→ EXERCISE DETAILS: Every line of the entries below that mentions "this" is to be copied out.

→ RECORDS PROVIDED:
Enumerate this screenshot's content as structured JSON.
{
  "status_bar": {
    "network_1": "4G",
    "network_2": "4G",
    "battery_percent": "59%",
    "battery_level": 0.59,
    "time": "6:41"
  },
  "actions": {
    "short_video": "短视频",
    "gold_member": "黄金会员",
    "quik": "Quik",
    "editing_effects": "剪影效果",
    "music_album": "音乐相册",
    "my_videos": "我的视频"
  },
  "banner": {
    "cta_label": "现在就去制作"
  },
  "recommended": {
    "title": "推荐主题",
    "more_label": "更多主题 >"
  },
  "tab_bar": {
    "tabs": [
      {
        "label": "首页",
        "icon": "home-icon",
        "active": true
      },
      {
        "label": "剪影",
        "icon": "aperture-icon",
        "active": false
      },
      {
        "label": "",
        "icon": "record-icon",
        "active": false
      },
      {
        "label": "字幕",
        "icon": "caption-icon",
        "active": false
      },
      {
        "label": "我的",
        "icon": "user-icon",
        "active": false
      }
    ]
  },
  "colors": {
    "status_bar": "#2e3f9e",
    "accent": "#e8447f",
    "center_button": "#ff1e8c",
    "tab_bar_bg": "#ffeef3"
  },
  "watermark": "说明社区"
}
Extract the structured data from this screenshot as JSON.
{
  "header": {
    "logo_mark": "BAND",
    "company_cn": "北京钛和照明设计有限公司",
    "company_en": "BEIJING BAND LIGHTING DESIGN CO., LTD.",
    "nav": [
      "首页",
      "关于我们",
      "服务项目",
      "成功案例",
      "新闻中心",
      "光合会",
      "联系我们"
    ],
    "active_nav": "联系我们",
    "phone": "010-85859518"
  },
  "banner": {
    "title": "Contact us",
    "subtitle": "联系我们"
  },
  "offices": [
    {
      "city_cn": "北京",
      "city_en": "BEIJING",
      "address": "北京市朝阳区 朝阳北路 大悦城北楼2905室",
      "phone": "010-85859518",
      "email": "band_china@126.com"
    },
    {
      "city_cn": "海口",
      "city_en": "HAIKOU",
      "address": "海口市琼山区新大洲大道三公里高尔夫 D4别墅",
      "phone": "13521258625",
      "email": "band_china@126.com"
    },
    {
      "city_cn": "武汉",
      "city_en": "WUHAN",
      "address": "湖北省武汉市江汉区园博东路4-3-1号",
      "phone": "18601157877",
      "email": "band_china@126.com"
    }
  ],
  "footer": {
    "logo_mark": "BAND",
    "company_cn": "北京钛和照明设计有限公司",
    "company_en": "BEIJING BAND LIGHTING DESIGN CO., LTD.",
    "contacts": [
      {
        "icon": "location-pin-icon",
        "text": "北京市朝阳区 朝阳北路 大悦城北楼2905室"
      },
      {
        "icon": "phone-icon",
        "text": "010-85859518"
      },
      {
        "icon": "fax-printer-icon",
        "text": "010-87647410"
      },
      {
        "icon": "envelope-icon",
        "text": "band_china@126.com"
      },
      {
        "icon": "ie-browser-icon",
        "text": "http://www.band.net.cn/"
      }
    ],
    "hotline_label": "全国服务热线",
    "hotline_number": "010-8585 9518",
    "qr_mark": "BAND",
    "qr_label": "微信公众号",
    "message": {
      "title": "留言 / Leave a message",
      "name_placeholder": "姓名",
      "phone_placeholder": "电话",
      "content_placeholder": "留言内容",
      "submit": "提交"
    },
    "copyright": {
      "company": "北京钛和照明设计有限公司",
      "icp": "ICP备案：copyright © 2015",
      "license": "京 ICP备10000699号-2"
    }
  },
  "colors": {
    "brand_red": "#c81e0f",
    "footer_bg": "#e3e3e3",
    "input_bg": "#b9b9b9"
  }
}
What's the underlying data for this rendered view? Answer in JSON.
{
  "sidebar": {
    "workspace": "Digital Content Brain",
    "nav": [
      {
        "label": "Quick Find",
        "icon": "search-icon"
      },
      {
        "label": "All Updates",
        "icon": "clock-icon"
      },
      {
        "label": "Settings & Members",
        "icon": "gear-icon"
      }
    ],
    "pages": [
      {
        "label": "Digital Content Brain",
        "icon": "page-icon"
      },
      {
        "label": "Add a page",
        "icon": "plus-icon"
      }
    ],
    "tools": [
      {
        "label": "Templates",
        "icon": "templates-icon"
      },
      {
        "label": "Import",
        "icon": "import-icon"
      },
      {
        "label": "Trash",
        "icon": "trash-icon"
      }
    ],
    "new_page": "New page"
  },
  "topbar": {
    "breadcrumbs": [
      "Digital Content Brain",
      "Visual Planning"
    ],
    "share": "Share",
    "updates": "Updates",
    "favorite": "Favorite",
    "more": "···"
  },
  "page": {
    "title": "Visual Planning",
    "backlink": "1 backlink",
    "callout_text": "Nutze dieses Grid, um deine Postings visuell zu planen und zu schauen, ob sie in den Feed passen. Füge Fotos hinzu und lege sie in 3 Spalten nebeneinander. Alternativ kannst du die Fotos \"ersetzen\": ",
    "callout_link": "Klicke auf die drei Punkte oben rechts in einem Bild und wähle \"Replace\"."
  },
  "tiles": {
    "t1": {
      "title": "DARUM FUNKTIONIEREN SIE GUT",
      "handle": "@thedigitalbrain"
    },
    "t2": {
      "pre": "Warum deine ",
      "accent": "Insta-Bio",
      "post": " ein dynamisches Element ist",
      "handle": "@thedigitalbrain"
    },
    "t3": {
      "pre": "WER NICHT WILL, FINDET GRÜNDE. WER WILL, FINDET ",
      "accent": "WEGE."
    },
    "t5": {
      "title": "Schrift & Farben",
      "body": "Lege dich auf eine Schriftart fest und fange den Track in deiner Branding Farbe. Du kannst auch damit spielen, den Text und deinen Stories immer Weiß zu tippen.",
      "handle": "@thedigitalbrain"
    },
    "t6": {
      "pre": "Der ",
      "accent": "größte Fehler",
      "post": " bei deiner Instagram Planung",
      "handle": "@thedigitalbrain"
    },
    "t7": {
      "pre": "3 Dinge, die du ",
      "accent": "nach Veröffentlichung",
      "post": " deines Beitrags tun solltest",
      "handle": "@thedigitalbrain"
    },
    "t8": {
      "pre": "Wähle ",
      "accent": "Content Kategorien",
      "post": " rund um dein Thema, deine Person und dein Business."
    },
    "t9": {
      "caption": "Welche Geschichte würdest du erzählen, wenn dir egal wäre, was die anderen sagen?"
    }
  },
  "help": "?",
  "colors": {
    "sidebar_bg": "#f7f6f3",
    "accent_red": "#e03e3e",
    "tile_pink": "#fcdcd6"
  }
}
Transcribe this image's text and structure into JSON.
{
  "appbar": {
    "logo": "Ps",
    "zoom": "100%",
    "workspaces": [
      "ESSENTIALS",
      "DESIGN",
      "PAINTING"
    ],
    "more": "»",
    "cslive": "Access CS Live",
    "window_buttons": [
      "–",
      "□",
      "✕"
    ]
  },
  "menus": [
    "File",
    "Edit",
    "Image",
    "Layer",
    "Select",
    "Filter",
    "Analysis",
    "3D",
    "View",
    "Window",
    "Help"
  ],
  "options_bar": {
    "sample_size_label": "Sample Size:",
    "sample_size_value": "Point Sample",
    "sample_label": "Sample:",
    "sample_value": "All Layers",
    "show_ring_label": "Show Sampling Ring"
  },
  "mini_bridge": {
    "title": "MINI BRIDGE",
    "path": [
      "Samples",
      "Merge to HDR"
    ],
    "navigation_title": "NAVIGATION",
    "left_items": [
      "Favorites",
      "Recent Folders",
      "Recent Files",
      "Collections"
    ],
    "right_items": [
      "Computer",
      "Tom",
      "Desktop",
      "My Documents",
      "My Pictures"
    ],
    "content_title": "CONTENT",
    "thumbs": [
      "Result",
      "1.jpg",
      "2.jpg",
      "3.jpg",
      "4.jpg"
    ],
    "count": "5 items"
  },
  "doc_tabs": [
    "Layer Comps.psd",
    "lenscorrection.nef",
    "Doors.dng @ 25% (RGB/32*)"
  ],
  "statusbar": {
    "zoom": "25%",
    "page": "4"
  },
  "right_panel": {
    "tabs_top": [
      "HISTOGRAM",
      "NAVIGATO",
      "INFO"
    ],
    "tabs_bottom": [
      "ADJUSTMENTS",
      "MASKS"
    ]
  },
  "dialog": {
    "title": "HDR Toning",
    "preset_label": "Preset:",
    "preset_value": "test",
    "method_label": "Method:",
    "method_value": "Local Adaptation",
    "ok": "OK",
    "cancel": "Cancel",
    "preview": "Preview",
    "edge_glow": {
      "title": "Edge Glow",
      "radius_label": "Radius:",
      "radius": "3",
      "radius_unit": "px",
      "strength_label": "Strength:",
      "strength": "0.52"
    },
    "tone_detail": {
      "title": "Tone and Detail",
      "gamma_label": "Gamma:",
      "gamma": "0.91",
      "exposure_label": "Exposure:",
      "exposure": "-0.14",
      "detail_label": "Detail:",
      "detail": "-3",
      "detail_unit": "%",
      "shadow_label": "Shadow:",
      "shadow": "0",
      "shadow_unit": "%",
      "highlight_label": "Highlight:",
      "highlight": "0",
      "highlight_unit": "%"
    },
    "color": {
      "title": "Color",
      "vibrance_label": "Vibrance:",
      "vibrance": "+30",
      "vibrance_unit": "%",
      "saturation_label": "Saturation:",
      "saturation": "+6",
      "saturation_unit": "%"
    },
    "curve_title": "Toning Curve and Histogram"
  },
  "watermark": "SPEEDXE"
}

→ TASK RESULT:
Enumerate this screenshot's content as structured JSON.
Extract the structured data from this screenshot as JSON.
What's the underlying data for this rendered view? Answer in JSON.
Transcribe this image's text and structure into JSON.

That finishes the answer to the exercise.